**Task item:** Wherever a line in the material contains the word "Number", copy that line.

**Raw data:**
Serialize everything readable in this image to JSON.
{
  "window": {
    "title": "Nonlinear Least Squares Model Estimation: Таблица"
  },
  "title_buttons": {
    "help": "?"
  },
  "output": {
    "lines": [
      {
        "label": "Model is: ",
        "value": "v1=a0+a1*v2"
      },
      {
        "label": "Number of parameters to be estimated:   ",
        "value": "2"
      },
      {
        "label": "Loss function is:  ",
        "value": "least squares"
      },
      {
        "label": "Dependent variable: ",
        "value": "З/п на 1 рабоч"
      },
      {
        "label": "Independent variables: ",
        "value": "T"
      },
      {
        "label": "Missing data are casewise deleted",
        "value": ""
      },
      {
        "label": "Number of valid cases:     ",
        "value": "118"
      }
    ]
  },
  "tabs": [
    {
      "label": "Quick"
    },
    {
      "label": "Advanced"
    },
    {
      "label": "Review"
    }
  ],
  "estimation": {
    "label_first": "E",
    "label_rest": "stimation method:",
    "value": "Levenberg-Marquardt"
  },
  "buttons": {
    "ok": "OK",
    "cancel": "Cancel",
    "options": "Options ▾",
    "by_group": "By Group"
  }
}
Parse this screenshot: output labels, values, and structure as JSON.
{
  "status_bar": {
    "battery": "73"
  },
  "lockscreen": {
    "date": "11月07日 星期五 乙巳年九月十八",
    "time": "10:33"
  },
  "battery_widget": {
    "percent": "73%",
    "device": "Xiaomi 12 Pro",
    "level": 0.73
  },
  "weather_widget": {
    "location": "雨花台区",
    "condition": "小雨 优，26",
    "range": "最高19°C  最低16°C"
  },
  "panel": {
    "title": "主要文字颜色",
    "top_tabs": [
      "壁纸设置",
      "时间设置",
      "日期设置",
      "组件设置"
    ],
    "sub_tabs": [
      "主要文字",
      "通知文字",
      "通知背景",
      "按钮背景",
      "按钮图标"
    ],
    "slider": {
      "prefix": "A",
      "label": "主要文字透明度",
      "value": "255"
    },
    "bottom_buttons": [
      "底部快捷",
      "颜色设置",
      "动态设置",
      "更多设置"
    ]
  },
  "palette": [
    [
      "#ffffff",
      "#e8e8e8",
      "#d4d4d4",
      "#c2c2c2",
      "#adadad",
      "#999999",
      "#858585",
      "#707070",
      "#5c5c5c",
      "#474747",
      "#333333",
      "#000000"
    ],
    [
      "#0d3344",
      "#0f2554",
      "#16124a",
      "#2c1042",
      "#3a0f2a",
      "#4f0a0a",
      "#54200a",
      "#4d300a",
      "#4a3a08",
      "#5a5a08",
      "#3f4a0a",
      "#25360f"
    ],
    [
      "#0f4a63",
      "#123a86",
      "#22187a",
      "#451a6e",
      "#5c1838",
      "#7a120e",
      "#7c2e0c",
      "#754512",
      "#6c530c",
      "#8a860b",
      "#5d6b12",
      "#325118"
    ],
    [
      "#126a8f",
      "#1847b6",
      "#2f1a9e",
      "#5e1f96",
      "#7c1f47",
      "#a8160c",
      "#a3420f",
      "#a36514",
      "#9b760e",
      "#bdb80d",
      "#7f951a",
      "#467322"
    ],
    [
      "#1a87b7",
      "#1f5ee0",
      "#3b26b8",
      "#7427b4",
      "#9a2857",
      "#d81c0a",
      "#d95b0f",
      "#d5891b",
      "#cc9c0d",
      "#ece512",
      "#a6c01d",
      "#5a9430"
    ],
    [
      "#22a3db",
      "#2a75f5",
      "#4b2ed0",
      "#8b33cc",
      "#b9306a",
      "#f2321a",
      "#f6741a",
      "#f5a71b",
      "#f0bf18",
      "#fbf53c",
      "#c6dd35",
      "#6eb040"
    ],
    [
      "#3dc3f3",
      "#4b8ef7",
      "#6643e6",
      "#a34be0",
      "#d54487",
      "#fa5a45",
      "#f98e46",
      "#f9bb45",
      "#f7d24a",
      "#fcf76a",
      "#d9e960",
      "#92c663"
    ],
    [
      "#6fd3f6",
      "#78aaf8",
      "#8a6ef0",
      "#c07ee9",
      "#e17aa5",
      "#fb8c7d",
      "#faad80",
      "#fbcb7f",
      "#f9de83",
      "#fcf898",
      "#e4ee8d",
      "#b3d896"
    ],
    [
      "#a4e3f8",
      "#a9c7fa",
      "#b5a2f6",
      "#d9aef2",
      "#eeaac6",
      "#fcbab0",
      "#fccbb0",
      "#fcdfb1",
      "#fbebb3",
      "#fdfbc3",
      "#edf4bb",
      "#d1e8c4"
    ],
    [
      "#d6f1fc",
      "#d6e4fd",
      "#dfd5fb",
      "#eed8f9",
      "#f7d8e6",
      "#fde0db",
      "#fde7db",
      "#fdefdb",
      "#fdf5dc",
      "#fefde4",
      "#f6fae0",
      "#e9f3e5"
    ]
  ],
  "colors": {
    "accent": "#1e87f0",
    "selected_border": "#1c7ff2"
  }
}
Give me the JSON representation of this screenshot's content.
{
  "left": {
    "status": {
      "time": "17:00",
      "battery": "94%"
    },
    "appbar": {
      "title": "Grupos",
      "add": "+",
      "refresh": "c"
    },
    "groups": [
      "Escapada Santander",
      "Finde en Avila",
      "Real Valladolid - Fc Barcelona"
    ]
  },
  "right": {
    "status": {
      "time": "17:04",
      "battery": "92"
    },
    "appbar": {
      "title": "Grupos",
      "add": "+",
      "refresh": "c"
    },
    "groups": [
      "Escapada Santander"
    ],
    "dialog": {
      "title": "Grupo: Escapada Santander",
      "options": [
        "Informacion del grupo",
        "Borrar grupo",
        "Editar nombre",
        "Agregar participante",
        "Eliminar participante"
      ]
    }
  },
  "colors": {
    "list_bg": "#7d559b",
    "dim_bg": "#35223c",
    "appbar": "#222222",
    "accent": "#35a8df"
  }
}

**Task result:**
        "label": "Number of parameters to be estimated:   ",
        "label": "Number of valid cases:     ",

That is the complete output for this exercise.